[Given records]

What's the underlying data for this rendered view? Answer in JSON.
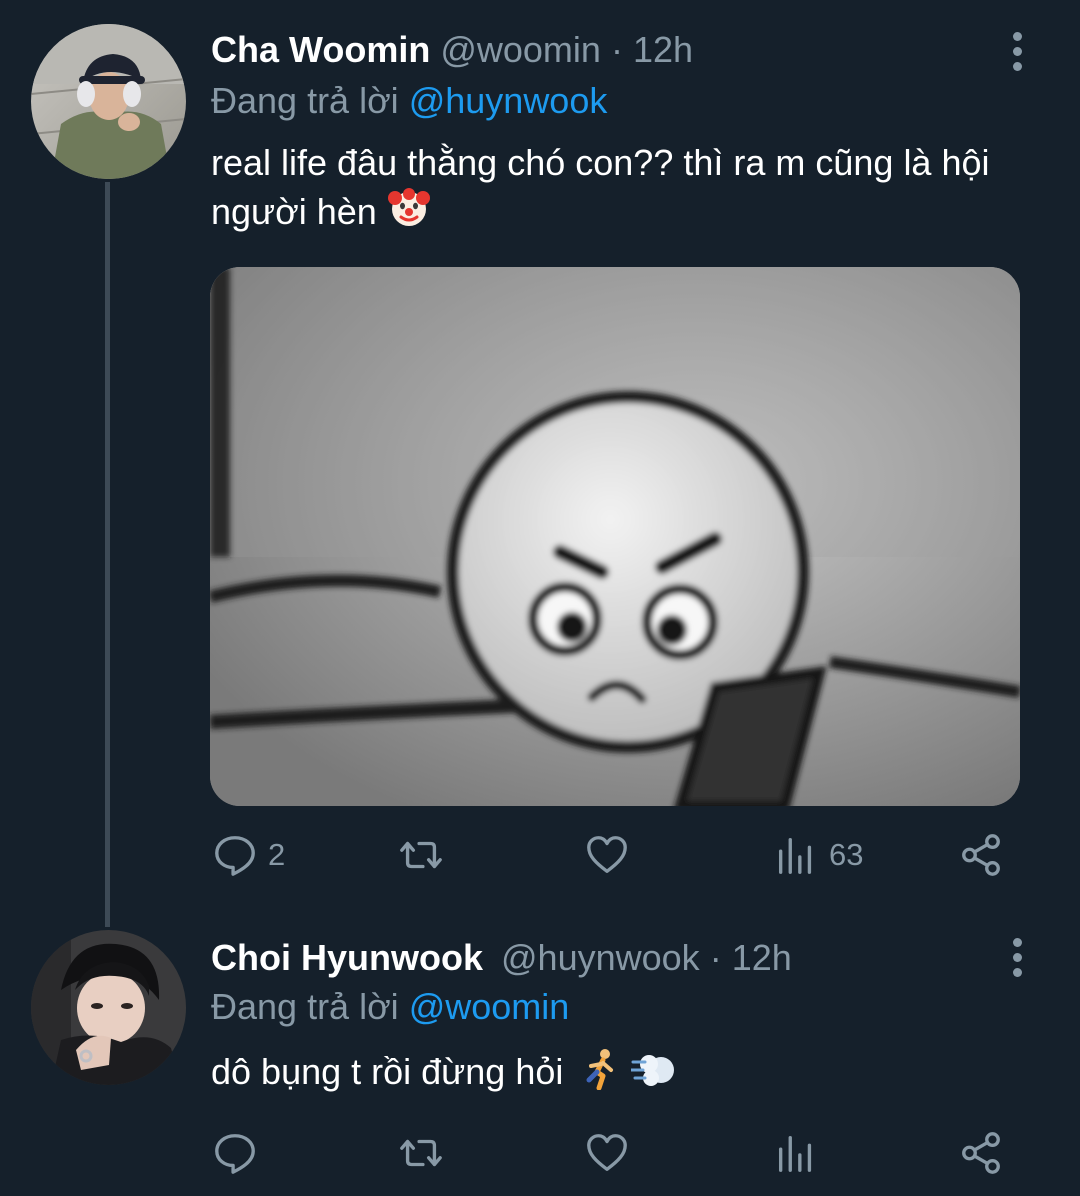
{
  "tweets": [
    {
      "name": "Cha Woomin",
      "handle": "@woomin",
      "separator": "·",
      "time": "12h",
      "reply_prefix": "Đang trả lời",
      "reply_to": "@huynwook",
      "text": "real life đâu thằng chó con?? thì ra m cũng là hội người hèn",
      "text_emoji": "clown-face",
      "has_media": true,
      "stats": {
        "replies": "2",
        "retweets": "",
        "likes": "",
        "views": "63"
      }
    },
    {
      "name": "Choi Hyunwook",
      "handle": "@huynwook",
      "separator": "·",
      "time": "12h",
      "reply_prefix": "Đang trả lời",
      "reply_to": "@woomin",
      "text": "dô bụng t rồi đừng hỏi",
      "text_emoji": "running-person, dash",
      "has_media": false,
      "stats": {
        "replies": "",
        "retweets": "",
        "likes": "",
        "views": ""
      }
    }
  ],
  "colors": {
    "background": "#15202b",
    "text_primary": "#ffffff",
    "text_secondary": "#8899a6",
    "accent": "#1d9bf0",
    "thread_line": "#3d4a56"
  },
  "icons": [
    "more-vertical-icon",
    "reply-icon",
    "retweet-icon",
    "like-icon",
    "views-icon",
    "share-icon"
  ]
}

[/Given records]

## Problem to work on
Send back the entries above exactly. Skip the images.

## Written answer
What's the underlying data for this rendered view? Answer in JSON.
{
  "tweets": [
    {
      "name": "Cha Woomin",
      "handle": "@woomin",
      "separator": "·",
      "time": "12h",
      "reply_prefix": "Đang trả lời",
      "reply_to": "@huynwook",
      "text": "real life đâu thằng chó con?? thì ra m cũng là hội người hèn",
      "text_emoji": "clown-face",
      "has_media": true,
      "stats": {
        "replies": "2",
        "retweets": "",
        "likes": "",
        "views": "63"
      }
    },
    {
      "name": "Choi Hyunwook",
      "handle": "@huynwook",
      "separator": "·",
      "time": "12h",
      "reply_prefix": "Đang trả lời",
      "reply_to": "@woomin",
      "text": "dô bụng t rồi đừng hỏi",
      "text_emoji": "running-person, dash",
      "has_media": false,
      "stats": {
        "replies": "",
        "retweets": "",
        "likes": "",
        "views": ""
      }
    }
  ],
  "colors": {
    "background": "#15202b",
    "text_primary": "#ffffff",
    "text_secondary": "#8899a6",
    "accent": "#1d9bf0",
    "thread_line": "#3d4a56"
  },
  "icons": [
    "more-vertical-icon",
    "reply-icon",
    "retweet-icon",
    "like-icon",
    "views-icon",
    "share-icon"
  ]
}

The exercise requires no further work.